▶ **WORK REQUEST**
The answer required is how many lines of the following entries contain the word "Diğer", with no other words.
______
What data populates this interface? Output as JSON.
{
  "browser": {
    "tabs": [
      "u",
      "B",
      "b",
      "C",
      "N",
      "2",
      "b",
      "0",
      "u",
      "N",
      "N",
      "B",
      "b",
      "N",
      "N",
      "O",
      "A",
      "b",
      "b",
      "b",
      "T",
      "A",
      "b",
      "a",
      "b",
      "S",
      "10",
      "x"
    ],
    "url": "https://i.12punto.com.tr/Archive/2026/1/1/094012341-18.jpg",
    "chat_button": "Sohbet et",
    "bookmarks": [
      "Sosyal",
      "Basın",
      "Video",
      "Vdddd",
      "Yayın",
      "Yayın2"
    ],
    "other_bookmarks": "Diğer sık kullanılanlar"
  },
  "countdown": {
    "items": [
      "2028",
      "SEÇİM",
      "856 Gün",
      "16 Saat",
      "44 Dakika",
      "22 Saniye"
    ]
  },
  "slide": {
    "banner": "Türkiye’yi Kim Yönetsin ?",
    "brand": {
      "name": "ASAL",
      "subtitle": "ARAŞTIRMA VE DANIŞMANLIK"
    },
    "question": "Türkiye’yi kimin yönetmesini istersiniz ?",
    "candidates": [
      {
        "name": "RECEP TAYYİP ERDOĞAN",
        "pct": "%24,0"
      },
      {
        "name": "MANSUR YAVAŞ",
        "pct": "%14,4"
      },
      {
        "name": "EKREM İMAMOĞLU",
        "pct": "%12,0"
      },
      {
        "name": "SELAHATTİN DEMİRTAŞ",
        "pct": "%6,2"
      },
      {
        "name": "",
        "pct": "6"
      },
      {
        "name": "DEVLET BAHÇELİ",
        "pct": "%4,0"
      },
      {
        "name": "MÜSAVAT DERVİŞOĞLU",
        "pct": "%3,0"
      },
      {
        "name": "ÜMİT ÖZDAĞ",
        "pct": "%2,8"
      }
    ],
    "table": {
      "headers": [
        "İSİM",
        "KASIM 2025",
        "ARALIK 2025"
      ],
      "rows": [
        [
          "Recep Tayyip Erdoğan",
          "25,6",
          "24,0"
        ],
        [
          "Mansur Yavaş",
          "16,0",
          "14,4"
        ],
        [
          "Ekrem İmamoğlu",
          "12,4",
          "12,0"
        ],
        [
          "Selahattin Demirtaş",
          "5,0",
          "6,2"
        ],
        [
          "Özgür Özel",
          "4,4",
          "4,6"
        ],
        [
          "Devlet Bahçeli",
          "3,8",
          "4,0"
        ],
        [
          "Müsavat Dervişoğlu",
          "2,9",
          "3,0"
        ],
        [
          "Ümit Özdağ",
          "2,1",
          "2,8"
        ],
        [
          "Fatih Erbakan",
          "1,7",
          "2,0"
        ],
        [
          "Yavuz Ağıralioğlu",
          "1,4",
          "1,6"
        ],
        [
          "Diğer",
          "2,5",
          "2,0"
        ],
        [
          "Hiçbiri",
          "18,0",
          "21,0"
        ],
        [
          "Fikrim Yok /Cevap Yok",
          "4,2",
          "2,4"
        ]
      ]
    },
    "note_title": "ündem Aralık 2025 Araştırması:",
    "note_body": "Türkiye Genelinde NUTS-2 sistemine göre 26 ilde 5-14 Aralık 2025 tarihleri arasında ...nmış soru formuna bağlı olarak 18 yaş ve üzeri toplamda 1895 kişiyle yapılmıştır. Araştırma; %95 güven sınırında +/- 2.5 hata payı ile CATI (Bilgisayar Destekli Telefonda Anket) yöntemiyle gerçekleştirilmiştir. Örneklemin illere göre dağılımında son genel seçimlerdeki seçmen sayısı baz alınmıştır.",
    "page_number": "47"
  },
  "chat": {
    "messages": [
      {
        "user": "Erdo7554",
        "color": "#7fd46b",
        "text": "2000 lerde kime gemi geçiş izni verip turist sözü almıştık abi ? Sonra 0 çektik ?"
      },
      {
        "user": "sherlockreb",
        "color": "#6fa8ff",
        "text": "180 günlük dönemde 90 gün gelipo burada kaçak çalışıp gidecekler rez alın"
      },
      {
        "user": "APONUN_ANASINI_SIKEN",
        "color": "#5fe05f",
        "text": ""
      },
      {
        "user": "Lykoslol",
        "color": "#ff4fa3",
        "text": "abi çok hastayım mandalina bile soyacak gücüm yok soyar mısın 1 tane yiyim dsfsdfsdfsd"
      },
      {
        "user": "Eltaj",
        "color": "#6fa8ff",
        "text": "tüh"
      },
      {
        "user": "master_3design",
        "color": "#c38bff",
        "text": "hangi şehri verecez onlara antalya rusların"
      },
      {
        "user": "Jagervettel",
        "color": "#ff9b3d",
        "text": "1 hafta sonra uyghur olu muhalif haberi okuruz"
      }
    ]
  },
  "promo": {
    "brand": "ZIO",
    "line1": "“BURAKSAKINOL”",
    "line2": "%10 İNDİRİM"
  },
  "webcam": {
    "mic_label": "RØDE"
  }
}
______
▶ **TASK SOLUTION**
2